WHAT THE EXERCISE ASKS:
Your answer should be the entries, repeated exactly.

[Opening SOURCE MATERIAL section]

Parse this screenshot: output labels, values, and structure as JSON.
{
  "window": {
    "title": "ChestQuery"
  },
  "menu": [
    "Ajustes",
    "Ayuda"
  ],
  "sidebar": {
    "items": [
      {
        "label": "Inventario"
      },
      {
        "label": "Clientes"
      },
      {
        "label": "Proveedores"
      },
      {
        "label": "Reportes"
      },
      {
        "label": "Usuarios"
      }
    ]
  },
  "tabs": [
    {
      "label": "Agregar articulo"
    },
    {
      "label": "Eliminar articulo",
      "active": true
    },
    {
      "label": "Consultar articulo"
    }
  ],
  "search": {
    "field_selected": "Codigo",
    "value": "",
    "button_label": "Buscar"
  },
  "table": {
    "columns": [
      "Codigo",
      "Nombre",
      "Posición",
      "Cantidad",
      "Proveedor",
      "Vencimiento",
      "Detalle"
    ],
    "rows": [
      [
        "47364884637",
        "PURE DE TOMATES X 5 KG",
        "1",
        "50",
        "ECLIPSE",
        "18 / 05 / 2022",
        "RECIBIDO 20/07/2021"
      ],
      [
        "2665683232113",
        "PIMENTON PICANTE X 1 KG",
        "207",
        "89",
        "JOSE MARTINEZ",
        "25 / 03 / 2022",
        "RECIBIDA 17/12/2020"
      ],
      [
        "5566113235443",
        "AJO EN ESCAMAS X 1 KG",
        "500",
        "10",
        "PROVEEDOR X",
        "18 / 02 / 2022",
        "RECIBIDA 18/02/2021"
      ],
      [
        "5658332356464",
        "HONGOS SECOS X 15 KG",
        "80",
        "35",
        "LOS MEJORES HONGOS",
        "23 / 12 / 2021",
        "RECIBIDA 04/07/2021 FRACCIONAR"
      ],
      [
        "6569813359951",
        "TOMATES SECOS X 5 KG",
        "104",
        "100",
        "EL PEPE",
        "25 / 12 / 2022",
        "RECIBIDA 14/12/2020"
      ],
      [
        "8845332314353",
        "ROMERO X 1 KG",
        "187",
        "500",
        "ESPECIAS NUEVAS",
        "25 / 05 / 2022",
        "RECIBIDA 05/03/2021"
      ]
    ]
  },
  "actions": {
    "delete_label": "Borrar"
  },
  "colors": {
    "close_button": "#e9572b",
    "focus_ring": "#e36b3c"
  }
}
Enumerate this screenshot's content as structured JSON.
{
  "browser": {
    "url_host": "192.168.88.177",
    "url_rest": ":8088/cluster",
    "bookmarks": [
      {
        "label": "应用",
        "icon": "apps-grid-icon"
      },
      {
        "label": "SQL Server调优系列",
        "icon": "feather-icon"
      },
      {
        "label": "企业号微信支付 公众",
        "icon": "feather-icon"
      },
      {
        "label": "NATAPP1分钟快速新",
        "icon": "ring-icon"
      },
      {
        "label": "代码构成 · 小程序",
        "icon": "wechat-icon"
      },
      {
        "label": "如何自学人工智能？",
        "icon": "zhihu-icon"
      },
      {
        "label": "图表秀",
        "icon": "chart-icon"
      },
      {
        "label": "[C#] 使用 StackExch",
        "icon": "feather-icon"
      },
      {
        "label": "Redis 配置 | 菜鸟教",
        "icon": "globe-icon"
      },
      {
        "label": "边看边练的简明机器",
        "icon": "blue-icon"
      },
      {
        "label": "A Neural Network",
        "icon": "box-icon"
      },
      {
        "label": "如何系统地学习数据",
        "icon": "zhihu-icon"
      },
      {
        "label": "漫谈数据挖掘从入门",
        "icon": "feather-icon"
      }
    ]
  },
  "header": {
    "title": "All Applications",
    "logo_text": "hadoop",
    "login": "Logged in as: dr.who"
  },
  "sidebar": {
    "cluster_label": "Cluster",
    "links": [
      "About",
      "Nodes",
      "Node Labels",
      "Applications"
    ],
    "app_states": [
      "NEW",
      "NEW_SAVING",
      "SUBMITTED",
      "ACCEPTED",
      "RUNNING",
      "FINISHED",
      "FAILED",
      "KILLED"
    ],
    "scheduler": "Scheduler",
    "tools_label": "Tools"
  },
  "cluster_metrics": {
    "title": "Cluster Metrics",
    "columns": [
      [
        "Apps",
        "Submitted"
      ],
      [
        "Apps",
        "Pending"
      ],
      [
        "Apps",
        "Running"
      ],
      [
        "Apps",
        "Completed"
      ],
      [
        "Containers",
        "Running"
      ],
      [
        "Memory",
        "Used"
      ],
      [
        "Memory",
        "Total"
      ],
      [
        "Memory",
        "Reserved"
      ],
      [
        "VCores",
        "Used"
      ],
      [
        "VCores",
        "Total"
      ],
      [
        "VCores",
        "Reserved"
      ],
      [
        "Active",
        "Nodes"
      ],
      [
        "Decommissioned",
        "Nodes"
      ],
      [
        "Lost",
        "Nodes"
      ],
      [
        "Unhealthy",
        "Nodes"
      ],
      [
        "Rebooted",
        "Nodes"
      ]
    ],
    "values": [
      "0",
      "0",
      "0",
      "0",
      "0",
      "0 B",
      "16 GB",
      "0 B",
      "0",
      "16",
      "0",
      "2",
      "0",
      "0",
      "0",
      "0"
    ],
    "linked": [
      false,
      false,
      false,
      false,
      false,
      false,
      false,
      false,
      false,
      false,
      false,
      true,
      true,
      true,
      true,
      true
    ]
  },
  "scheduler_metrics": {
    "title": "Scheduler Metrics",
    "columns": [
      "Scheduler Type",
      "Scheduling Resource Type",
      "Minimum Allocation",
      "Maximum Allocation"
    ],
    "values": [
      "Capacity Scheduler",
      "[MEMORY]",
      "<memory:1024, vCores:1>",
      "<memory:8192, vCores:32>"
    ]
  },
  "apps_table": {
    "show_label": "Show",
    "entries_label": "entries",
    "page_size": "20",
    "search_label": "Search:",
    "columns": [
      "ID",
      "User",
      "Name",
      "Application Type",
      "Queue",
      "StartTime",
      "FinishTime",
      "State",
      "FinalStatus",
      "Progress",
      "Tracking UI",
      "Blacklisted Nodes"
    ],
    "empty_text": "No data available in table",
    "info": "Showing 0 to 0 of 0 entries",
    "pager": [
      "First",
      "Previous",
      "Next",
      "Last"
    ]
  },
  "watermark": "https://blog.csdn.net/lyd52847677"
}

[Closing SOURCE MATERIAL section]

ANSWER BELOW:
Parse this screenshot: output labels, values, and structure as JSON.
{
  "window": {
    "title": "ChestQuery"
  },
  "menu": [
    "Ajustes",
    "Ayuda"
  ],
  "sidebar": {
    "items": [
      {
        "label": "Inventario"
      },
      {
        "label": "Clientes"
      },
      {
        "label": "Proveedores"
      },
      {
        "label": "Reportes"
      },
      {
        "label": "Usuarios"
      }
    ]
  },
  "tabs": [
    {
      "label": "Agregar articulo"
    },
    {
      "label": "Eliminar articulo",
      "active": true
    },
    {
      "label": "Consultar articulo"
    }
  ],
  "search": {
    "field_selected": "Codigo",
    "value": "",
    "button_label": "Buscar"
  },
  "table": {
    "columns": [
      "Codigo",
      "Nombre",
      "Posición",
      "Cantidad",
      "Proveedor",
      "Vencimiento",
      "Detalle"
    ],
    "rows": [
      [
        "47364884637",
        "PURE DE TOMATES X 5 KG",
        "1",
        "50",
        "ECLIPSE",
        "18 / 05 / 2022",
        "RECIBIDO 20/07/2021"
      ],
      [
        "2665683232113",
        "PIMENTON PICANTE X 1 KG",
        "207",
        "89",
        "JOSE MARTINEZ",
        "25 / 03 / 2022",
        "RECIBIDA 17/12/2020"
      ],
      [
        "5566113235443",
        "AJO EN ESCAMAS X 1 KG",
        "500",
        "10",
        "PROVEEDOR X",
        "18 / 02 / 2022",
        "RECIBIDA 18/02/2021"
      ],
      [
        "5658332356464",
        "HONGOS SECOS X 15 KG",
        "80",
        "35",
        "LOS MEJORES HONGOS",
        "23 / 12 / 2021",
        "RECIBIDA 04/07/2021 FRACCIONAR"
      ],
      [
        "6569813359951",
        "TOMATES SECOS X 5 KG",
        "104",
        "100",
        "EL PEPE",
        "25 / 12 / 2022",
        "RECIBIDA 14/12/2020"
      ],
      [
        "8845332314353",
        "ROMERO X 1 KG",
        "187",
        "500",
        "ESPECIAS NUEVAS",
        "25 / 05 / 2022",
        "RECIBIDA 05/03/2021"
      ]
    ]
  },
  "actions": {
    "delete_label": "Borrar"
  },
  "colors": {
    "close_button": "#e9572b",
    "focus_ring": "#e36b3c"
  }
}
Enumerate this screenshot's content as structured JSON.
{
  "browser": {
    "url_host": "192.168.88.177",
    "url_rest": ":8088/cluster",
    "bookmarks": [
      {
        "label": "应用",
        "icon": "apps-grid-icon"
      },
      {
        "label": "SQL Server调优系列",
        "icon": "feather-icon"
      },
      {
        "label": "企业号微信支付 公众",
        "icon": "feather-icon"
      },
      {
        "label": "NATAPP1分钟快速新",
        "icon": "ring-icon"
      },
      {
        "label": "代码构成 · 小程序",
        "icon": "wechat-icon"
      },
      {
        "label": "如何自学人工智能？",
        "icon": "zhihu-icon"
      },
      {
        "label": "图表秀",
        "icon": "chart-icon"
      },
      {
        "label": "[C#] 使用 StackExch",
        "icon": "feather-icon"
      },
      {
        "label": "Redis 配置 | 菜鸟教",
        "icon": "globe-icon"
      },
      {
        "label": "边看边练的简明机器",
        "icon": "blue-icon"
      },
      {
        "label": "A Neural Network",
        "icon": "box-icon"
      },
      {
        "label": "如何系统地学习数据",
        "icon": "zhihu-icon"
      },
      {
        "label": "漫谈数据挖掘从入门",
        "icon": "feather-icon"
      }
    ]
  },
  "header": {
    "title": "All Applications",
    "logo_text": "hadoop",
    "login": "Logged in as: dr.who"
  },
  "sidebar": {
    "cluster_label": "Cluster",
    "links": [
      "About",
      "Nodes",
      "Node Labels",
      "Applications"
    ],
    "app_states": [
      "NEW",
      "NEW_SAVING",
      "SUBMITTED",
      "ACCEPTED",
      "RUNNING",
      "FINISHED",
      "FAILED",
      "KILLED"
    ],
    "scheduler": "Scheduler",
    "tools_label": "Tools"
  },
  "cluster_metrics": {
    "title": "Cluster Metrics",
    "columns": [
      [
        "Apps",
        "Submitted"
      ],
      [
        "Apps",
        "Pending"
      ],
      [
        "Apps",
        "Running"
      ],
      [
        "Apps",
        "Completed"
      ],
      [
        "Containers",
        "Running"
      ],
      [
        "Memory",
        "Used"
      ],
      [
        "Memory",
        "Total"
      ],
      [
        "Memory",
        "Reserved"
      ],
      [
        "VCores",
        "Used"
      ],
      [
        "VCores",
        "Total"
      ],
      [
        "VCores",
        "Reserved"
      ],
      [
        "Active",
        "Nodes"
      ],
      [
        "Decommissioned",
        "Nodes"
      ],
      [
        "Lost",
        "Nodes"
      ],
      [
        "Unhealthy",
        "Nodes"
      ],
      [
        "Rebooted",
        "Nodes"
      ]
    ],
    "values": [
      "0",
      "0",
      "0",
      "0",
      "0",
      "0 B",
      "16 GB",
      "0 B",
      "0",
      "16",
      "0",
      "2",
      "0",
      "0",
      "0",
      "0"
    ],
    "linked": [
      false,
      false,
      false,
      false,
      false,
      false,
      false,
      false,
      false,
      false,
      false,
      true,
      true,
      true,
      true,
      true
    ]
  },
  "scheduler_metrics": {
    "title": "Scheduler Metrics",
    "columns": [
      "Scheduler Type",
      "Scheduling Resource Type",
      "Minimum Allocation",
      "Maximum Allocation"
    ],
    "values": [
      "Capacity Scheduler",
      "[MEMORY]",
      "<memory:1024, vCores:1>",
      "<memory:8192, vCores:32>"
    ]
  },
  "apps_table": {
    "show_label": "Show",
    "entries_label": "entries",
    "page_size": "20",
    "search_label": "Search:",
    "columns": [
      "ID",
      "User",
      "Name",
      "Application Type",
      "Queue",
      "StartTime",
      "FinishTime",
      "State",
      "FinalStatus",
      "Progress",
      "Tracking UI",
      "Blacklisted Nodes"
    ],
    "empty_text": "No data available in table",
    "info": "Showing 0 to 0 of 0 entries",
    "pager": [
      "First",
      "Previous",
      "Next",
      "Last"
    ]
  },
  "watermark": "https://blog.csdn.net/lyd52847677"
}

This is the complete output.